25

As is clear from the District Court's opinion, which focuses almost exclusively
on the state law challenges to the Ordinance, and the Storinos' failure to allege a
violation of their federal constitutional rights, this is primarily a state law case.
An action challenging a municipal ordinance on substantive and procedural
state law grounds is normally brought in state court where the judges have
greater expertise in resolving such an action. The standing doctrine, derived
from the "case or controversy" requirement in Article III of the United States
Constitution, is intended to preserve the separation of powers between the
coordinate branches of the federal government. And in this case, it also serves
to preserve and protect the principle of dual sovereignty. There is much at stake
in the task of ensuring proper jurisdictional bases for each and every claim
particularly when courts are called upon to review a state or local legislative
enactment. The Supreme Court has noted that "zoning laws and their
provisions, long considered essential to effective urban planning, are peculiarly
within the province of state and local legislative authorities. They are, of
course, subject to judicial review in a proper case. But citizens dissatisfied with
provisions of such laws need not overlook the availability of the normal
democratic process." Warth, 422 U.S. at 508 n. 18, 95 S.Ct. 2197. That is not to
say that we will not exercise proper jurisdiction over such matters, but only that
we will exercise care in determining that our jurisdiction is, in fact, proper.

III. Conclusion
26

For the aforementioned reasons, we will vacate the entry of judgment and
remand to the District Court for it to dismiss the Storinos' Complaint for lack of
jurisdiction.

Notes:
1

Although the District Court did not discuss the standing issue and neither party
raised the issue on appeal, we discussed it at oral argument. Following oral
argument, we instructed the parties to file supplemental briefs limited to the
issue of standing

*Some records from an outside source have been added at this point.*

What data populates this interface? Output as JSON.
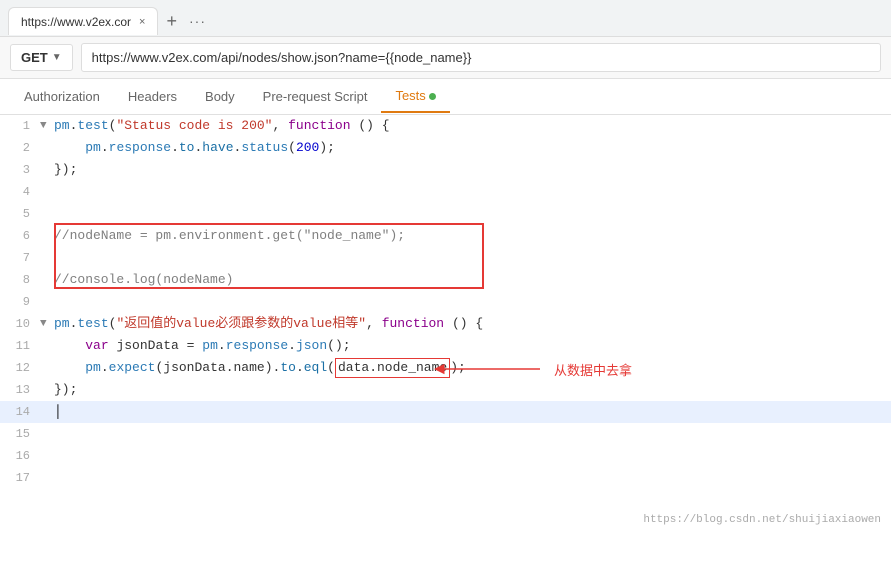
{
  "browser": {
    "tab_title": "https://www.v2ex.cor",
    "tab_close": "×",
    "tab_new": "+",
    "tab_menu": "···",
    "url": "https://www.v2ex.com/api/nodes/show.json?name={{node_name}}"
  },
  "method": {
    "label": "GET",
    "arrow": "▼"
  },
  "tabs": [
    {
      "id": "authorization",
      "label": "Authorization",
      "active": false,
      "dot": false
    },
    {
      "id": "headers",
      "label": "Headers",
      "active": false,
      "dot": false
    },
    {
      "id": "body",
      "label": "Body",
      "active": false,
      "dot": false
    },
    {
      "id": "pre-request",
      "label": "Pre-request Script",
      "active": false,
      "dot": false
    },
    {
      "id": "tests",
      "label": "Tests",
      "active": true,
      "dot": true
    }
  ],
  "code_lines": [
    {
      "num": "1",
      "arrow": "▼",
      "content": "pm.test(\"Status code is 200\", function () {",
      "active": false
    },
    {
      "num": "2",
      "arrow": "",
      "content": "    pm.response.to.have.status(200);",
      "active": false
    },
    {
      "num": "3",
      "arrow": "",
      "content": "});",
      "active": false
    },
    {
      "num": "4",
      "arrow": "",
      "content": "",
      "active": false
    },
    {
      "num": "5",
      "arrow": "",
      "content": "",
      "active": false
    },
    {
      "num": "6",
      "arrow": "",
      "content": "//nodeName = pm.environment.get(\"node_name\");",
      "active": false
    },
    {
      "num": "7",
      "arrow": "",
      "content": "",
      "active": false
    },
    {
      "num": "8",
      "arrow": "",
      "content": "//console.log(nodeName)",
      "active": false
    },
    {
      "num": "9",
      "arrow": "",
      "content": "",
      "active": false
    },
    {
      "num": "10",
      "arrow": "▼",
      "content": "pm.test(\"返回值的value必须跟参数的value相等\", function () {",
      "active": false
    },
    {
      "num": "11",
      "arrow": "",
      "content": "    var jsonData = pm.response.json();",
      "active": false
    },
    {
      "num": "12",
      "arrow": "",
      "content": "    pm.expect(jsonData.name).to.eql(data.node_name);",
      "active": false
    },
    {
      "num": "13",
      "arrow": "",
      "content": "});",
      "active": false
    },
    {
      "num": "14",
      "arrow": "",
      "content": "",
      "active": true
    },
    {
      "num": "15",
      "arrow": "",
      "content": "",
      "active": false
    },
    {
      "num": "16",
      "arrow": "",
      "content": "",
      "active": false
    },
    {
      "num": "17",
      "arrow": "",
      "content": "",
      "active": false
    }
  ],
  "annotation": {
    "text": "从数据中去拿"
  },
  "watermark": "https://blog.csdn.net/shuijiaxiaowen"
}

The Storinos also asserted taxpayer standing during oral argument. They cannot
have standing merely on the basis of their status as taxpayers. The Supreme
Court has prohibited generalized grievances, which prevents individuals from
suing if their only injury is as a taxpayer concerned with having the government
follow the lawSee Lujan, 504 U.S. at 573-78, 112 S.Ct. 2130; Warth, 422 U.S.
at 499, 95 S.Ct. 2197. At present, the only acknowledged exception to this rule
arises when a plaintiff challenges a government expenditure as violating the
establishment clause. See Erwin Chemerinsky, Federal Jurisdiction 2.3.5 (3d
ed.1999). The Storinos' equal protection challenge does not fit within this
recognized exception to the prohibition against taxpayer suits, and they have
not presented any reason to expand upon this exception or create another.